Activity = Show only those lines of the entries where the string "kind" is found.

Provided entries =

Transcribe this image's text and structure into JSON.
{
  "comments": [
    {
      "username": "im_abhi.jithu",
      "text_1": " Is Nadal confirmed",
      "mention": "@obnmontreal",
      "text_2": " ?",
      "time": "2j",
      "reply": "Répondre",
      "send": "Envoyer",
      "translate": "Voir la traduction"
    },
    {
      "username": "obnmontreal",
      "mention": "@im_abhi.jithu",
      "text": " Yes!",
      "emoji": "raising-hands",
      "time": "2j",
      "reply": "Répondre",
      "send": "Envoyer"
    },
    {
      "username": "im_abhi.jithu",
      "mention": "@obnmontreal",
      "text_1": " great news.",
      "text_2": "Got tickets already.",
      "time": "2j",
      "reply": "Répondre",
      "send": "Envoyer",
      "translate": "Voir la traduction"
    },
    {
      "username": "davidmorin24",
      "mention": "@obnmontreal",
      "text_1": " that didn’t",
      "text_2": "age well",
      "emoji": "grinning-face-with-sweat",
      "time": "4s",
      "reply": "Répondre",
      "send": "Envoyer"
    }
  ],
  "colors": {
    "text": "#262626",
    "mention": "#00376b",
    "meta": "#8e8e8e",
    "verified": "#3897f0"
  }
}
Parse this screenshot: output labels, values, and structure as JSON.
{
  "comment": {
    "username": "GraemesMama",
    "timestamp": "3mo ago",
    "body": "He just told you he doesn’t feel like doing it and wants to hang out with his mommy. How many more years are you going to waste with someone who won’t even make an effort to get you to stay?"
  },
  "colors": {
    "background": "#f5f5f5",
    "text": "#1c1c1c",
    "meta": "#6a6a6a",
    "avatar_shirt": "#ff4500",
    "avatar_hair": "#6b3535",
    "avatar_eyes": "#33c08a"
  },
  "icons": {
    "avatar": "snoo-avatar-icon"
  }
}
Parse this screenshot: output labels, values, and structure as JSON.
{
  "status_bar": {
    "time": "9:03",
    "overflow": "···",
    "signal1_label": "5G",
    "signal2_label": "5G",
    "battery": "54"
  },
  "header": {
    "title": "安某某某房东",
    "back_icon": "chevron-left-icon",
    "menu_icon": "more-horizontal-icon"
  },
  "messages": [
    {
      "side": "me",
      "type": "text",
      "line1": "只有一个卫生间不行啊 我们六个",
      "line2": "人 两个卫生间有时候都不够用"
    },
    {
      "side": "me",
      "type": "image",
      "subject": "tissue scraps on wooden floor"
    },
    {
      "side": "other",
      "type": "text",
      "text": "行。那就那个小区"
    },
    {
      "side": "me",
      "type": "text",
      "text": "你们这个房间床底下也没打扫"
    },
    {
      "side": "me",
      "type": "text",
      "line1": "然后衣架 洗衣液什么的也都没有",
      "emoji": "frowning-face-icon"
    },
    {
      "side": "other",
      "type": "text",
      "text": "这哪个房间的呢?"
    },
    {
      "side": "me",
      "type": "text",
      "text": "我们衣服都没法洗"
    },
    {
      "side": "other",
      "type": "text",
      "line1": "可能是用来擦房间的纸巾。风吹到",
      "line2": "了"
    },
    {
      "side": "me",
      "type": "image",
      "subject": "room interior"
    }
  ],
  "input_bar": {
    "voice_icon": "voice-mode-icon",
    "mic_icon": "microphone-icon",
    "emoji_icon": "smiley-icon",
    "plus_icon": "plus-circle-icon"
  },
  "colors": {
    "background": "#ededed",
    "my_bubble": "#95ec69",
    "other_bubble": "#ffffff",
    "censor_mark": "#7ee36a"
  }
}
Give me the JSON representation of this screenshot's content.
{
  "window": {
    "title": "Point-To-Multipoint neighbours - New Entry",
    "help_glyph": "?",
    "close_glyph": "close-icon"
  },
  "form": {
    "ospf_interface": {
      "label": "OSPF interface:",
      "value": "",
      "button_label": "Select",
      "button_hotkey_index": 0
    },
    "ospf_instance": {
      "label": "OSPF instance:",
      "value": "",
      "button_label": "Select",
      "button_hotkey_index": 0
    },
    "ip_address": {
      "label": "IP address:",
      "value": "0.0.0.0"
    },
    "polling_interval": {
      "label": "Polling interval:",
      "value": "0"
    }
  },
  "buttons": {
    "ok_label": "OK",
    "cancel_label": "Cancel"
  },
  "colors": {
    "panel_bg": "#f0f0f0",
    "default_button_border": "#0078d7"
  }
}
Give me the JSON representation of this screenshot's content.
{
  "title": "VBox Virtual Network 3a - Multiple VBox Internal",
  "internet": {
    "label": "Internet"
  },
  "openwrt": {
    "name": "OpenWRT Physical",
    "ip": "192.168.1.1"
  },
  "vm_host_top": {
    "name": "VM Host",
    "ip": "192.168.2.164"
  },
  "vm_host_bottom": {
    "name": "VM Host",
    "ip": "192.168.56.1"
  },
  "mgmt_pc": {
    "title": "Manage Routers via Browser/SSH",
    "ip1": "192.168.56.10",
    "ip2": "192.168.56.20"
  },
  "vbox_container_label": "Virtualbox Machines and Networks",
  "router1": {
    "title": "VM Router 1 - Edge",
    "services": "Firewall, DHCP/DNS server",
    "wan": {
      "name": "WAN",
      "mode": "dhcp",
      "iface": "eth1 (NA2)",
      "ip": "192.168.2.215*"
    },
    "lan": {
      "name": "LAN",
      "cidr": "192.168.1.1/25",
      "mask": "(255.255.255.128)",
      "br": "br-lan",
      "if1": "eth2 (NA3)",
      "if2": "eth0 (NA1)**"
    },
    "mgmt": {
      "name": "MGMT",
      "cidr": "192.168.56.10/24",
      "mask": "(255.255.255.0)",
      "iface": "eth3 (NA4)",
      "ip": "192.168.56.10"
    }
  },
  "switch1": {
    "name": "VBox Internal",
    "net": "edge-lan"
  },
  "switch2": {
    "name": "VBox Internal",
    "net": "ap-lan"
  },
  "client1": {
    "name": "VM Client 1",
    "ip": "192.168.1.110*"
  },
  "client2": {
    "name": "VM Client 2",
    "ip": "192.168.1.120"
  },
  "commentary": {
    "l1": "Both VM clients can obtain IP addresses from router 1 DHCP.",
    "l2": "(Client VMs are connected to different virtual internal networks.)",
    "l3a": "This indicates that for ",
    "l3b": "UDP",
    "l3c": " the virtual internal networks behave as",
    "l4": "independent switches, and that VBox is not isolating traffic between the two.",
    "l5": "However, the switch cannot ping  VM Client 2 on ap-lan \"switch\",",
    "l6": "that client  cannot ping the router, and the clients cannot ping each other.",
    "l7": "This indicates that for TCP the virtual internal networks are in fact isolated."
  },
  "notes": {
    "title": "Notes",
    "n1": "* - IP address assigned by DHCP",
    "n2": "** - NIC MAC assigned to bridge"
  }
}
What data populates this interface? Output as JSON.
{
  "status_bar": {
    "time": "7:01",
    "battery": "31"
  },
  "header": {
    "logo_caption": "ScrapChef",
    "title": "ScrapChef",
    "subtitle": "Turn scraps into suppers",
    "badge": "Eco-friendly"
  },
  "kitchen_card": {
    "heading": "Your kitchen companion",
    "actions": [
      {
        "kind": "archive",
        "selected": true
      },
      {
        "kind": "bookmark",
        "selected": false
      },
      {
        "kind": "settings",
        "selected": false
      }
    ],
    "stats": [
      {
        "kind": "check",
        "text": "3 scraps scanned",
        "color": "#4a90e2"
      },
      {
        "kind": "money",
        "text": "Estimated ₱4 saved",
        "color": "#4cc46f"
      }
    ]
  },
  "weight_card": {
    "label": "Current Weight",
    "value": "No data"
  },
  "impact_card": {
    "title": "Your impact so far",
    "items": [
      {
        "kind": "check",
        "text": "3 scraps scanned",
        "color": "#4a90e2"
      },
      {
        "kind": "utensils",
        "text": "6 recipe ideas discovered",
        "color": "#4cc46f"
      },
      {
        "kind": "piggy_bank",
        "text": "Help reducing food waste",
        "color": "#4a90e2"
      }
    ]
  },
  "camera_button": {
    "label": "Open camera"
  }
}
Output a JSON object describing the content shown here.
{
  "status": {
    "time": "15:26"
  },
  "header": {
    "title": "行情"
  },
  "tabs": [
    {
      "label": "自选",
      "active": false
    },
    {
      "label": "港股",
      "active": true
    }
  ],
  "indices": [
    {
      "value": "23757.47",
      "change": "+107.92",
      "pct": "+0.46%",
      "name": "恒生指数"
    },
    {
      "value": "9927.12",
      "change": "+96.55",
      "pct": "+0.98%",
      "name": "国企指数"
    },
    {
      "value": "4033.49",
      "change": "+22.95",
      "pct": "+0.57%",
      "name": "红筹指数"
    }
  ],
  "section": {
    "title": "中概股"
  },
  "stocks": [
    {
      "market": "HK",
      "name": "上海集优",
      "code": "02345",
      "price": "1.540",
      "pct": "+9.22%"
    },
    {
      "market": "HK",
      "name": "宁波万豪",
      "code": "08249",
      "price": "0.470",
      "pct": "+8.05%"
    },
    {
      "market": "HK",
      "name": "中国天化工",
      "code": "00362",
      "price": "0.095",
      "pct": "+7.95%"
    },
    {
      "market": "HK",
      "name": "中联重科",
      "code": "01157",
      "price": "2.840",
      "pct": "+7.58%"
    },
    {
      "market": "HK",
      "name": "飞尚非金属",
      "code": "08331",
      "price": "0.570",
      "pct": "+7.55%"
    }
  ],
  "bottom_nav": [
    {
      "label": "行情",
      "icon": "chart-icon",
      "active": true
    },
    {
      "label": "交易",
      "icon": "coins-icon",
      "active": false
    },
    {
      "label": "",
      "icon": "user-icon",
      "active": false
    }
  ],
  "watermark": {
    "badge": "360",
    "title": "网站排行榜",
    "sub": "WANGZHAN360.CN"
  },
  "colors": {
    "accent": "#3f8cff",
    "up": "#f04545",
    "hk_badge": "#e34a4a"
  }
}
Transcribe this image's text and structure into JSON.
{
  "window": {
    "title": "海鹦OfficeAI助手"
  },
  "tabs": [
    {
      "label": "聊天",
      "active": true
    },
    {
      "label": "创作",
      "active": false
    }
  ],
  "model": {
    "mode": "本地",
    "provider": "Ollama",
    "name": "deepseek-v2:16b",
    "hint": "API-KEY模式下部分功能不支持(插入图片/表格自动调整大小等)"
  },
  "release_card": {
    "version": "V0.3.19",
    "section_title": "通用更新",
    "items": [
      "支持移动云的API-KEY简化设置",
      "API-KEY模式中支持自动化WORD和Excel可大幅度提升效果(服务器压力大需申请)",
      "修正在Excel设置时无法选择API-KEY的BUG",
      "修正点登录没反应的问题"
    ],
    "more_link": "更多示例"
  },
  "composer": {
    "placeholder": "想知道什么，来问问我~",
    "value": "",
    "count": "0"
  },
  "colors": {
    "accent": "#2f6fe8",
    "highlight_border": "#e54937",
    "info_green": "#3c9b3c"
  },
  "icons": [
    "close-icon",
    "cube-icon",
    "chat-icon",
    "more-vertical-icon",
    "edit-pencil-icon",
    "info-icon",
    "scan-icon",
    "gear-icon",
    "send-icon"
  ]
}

Answer to the problem =
        "kind": "archive",
        "kind": "bookmark",
        "kind": "settings",
        "kind": "check",
        "kind": "money",
        "kind": "check",
        "kind": "utensils",
        "kind": "piggy_bank",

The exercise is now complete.